the works featured in “Seeing Gertrude Stein: Five Stories” at the San Francisco
Contemporary Jewish Museum.Courtesy of The Baltimore Museum of Art: The Cone Collection, formed by Dr. Clairbel Cone and Miss Etta Cone of Baltimore, Maryland (BMA 1950.300), © Foundation Félix Vallotton, Lausanne

“Seeing Gertrude Stein: Five Stories” features more than 100 artifacts and artworks by artists from across Europe and the United States. It includes paintings, sculpture, photography, drawings, and gifts to Stein, as well as items from her custom-designed wardrobe by Pierre Balmain, manuscripts, books, periodicals, letters, journals, film clips, correspondence, personal belongings, and ephemera.

The show focuses on Gertrude, post-Leo, from 1915-1946, when she became recognized as a major writer, collected the works of the neo-romantics, and instinctively used her talent to promote others, including gay artists such as Carl Van Vechten, Pavel Tchelitchew, and Cecil Beaton, who each contributed to American and European culture.

Alice B. Toklas (1877-1967), Stein’s lifelong partner, and author of the famed “Alice B. Toklas Cookbook,” is featured in the show, which examines the aesthetics of fashion, household décor, entertainment, and cuisine these two women created together. Also on display are many fascinating portraits and sculpture of Gertrude Stein.

Both exhibitions include room-sized photographs of the Stein family, notably family pictures and Gertrude’s salon with art crowded together to the top of the high ceiling. “Seeing Gertrude Stein: Five Stories” displays a particularly evocative life-sized photograph of Gertrude standing in front of the French country home she shared with Alice.

Gertrude Stein remained in France with Alice B. Toklas until Stein’s death in 1946, excepting one visit to the United States in 1934-1935. That is when Stein, upon realizing that her family’s Oakland home and neighborhood were no longer recognizable, said in remorse the often-misused phrase, “There is no there there,” referring to the loss of her home, rather than a disapproving comment about the city of Oakland, as many have thought.

Emily S. Mendel
emilymendel@gmail.com

©Emily S. Mendel 2011 All Rights Reserved

San Francisco, CA
Emily S. Mendel is a writer and photographer, whose work has appeared in numerous publications. She regularly contributes to culturevulture.net, where, in addition to writing about travel, film and television, she is the creator of its electronic arts column.
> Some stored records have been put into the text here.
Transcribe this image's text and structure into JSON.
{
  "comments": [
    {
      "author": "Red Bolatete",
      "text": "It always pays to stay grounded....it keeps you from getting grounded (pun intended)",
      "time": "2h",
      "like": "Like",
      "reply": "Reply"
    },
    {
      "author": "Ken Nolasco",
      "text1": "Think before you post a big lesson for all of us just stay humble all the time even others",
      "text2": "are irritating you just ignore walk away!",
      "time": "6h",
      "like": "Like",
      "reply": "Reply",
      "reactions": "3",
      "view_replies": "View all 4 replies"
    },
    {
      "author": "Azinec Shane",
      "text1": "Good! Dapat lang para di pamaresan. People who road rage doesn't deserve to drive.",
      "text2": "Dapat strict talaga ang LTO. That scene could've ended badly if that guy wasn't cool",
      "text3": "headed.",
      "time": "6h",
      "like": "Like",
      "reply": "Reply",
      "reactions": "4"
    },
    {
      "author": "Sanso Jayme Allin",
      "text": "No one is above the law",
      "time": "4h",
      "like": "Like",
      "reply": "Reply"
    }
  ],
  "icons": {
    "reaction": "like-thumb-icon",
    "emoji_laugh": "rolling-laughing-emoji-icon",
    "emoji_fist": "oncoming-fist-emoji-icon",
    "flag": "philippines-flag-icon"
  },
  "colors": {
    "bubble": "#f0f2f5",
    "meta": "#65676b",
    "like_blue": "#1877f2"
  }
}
Ms. Mendel, recently retired from her law practice, is relishing the opportunity to pursue her love of travel, photography, film, theater, ballet, bicycling, and computer games…and to write about them.